▶ Record extracts:

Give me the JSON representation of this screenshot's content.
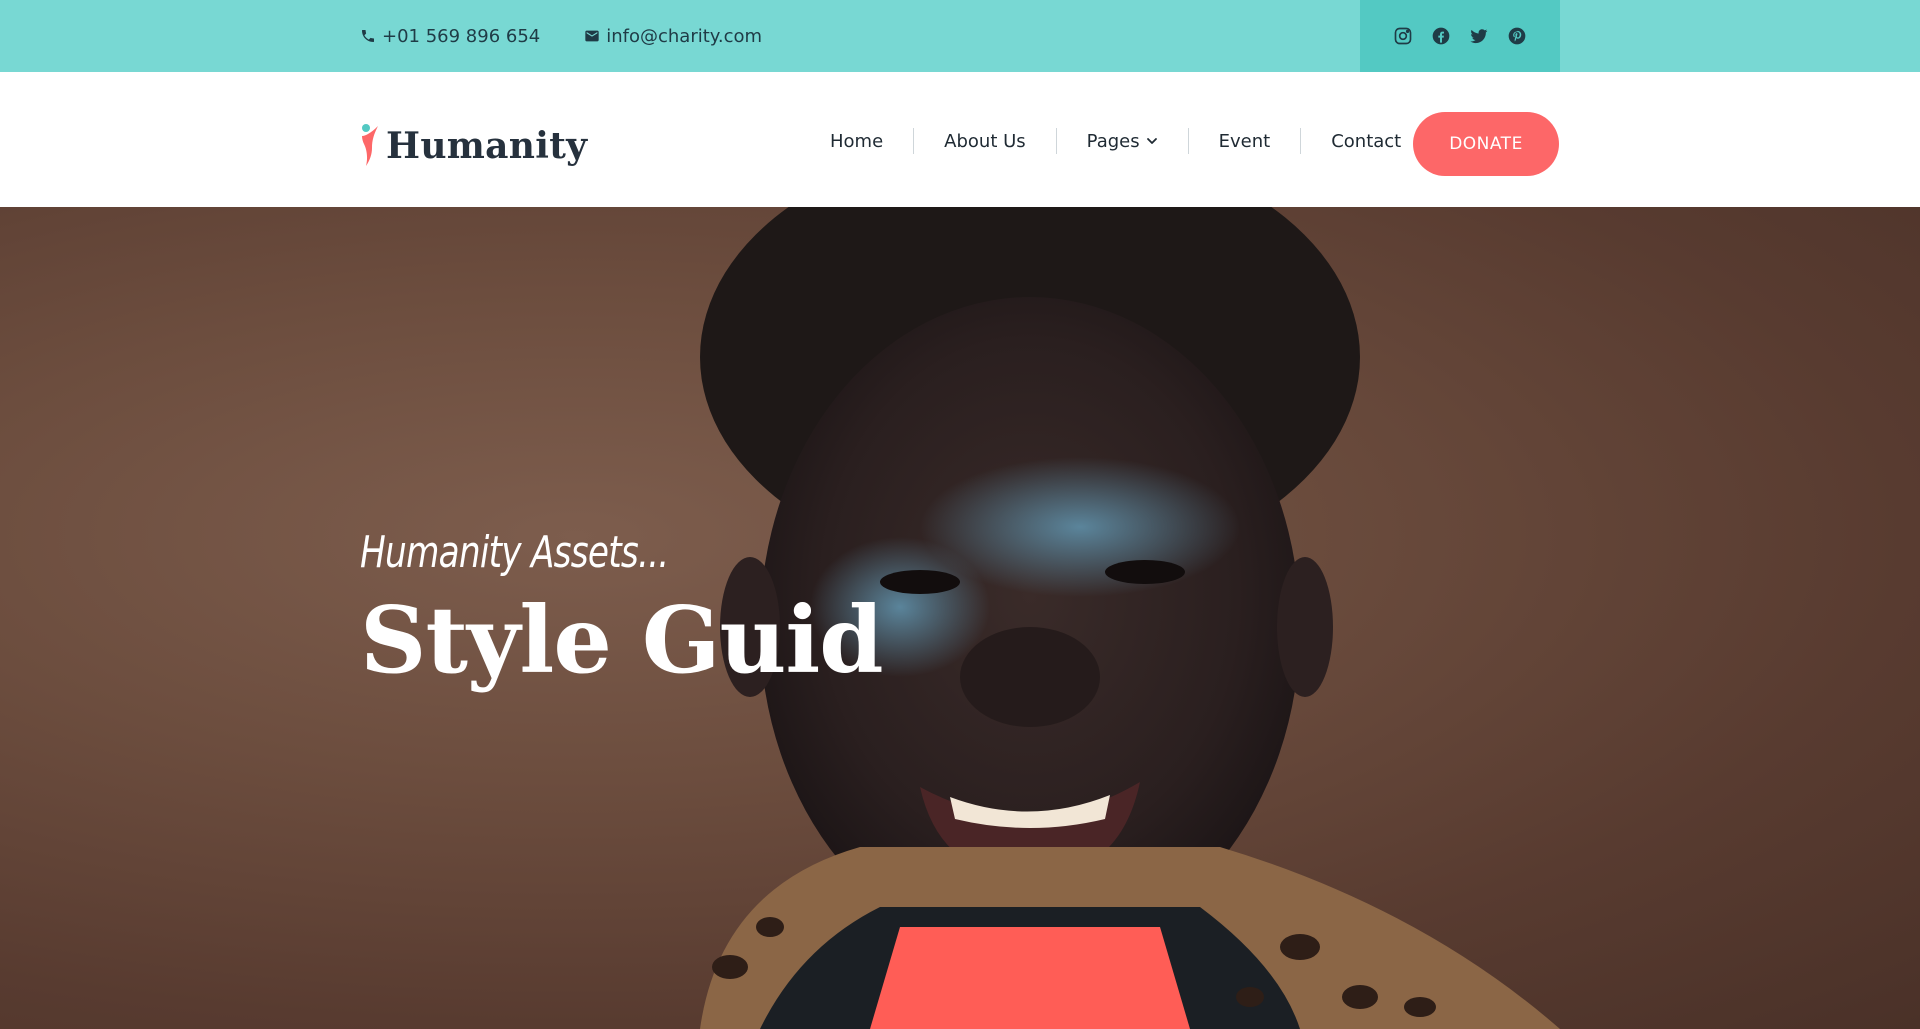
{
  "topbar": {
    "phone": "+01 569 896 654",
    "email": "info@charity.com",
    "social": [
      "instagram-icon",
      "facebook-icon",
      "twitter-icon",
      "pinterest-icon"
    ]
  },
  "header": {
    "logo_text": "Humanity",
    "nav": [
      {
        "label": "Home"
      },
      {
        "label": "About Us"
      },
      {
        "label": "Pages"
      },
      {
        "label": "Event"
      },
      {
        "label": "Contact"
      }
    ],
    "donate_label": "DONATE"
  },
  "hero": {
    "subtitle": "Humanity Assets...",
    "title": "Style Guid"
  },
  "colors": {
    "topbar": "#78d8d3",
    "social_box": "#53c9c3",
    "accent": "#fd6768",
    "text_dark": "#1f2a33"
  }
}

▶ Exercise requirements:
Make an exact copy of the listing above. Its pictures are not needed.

▶ Written answer:
Give me the JSON representation of this screenshot's content.
{
  "topbar": {
    "phone": "+01 569 896 654",
    "email": "info@charity.com",
    "social": [
      "instagram-icon",
      "facebook-icon",
      "twitter-icon",
      "pinterest-icon"
    ]
  },
  "header": {
    "logo_text": "Humanity",
    "nav": [
      {
        "label": "Home"
      },
      {
        "label": "About Us"
      },
      {
        "label": "Pages"
      },
      {
        "label": "Event"
      },
      {
        "label": "Contact"
      }
    ],
    "donate_label": "DONATE"
  },
  "hero": {
    "subtitle": "Humanity Assets...",
    "title": "Style Guid"
  },
  "colors": {
    "topbar": "#78d8d3",
    "social_box": "#53c9c3",
    "accent": "#fd6768",
    "text_dark": "#1f2a33"
  }
}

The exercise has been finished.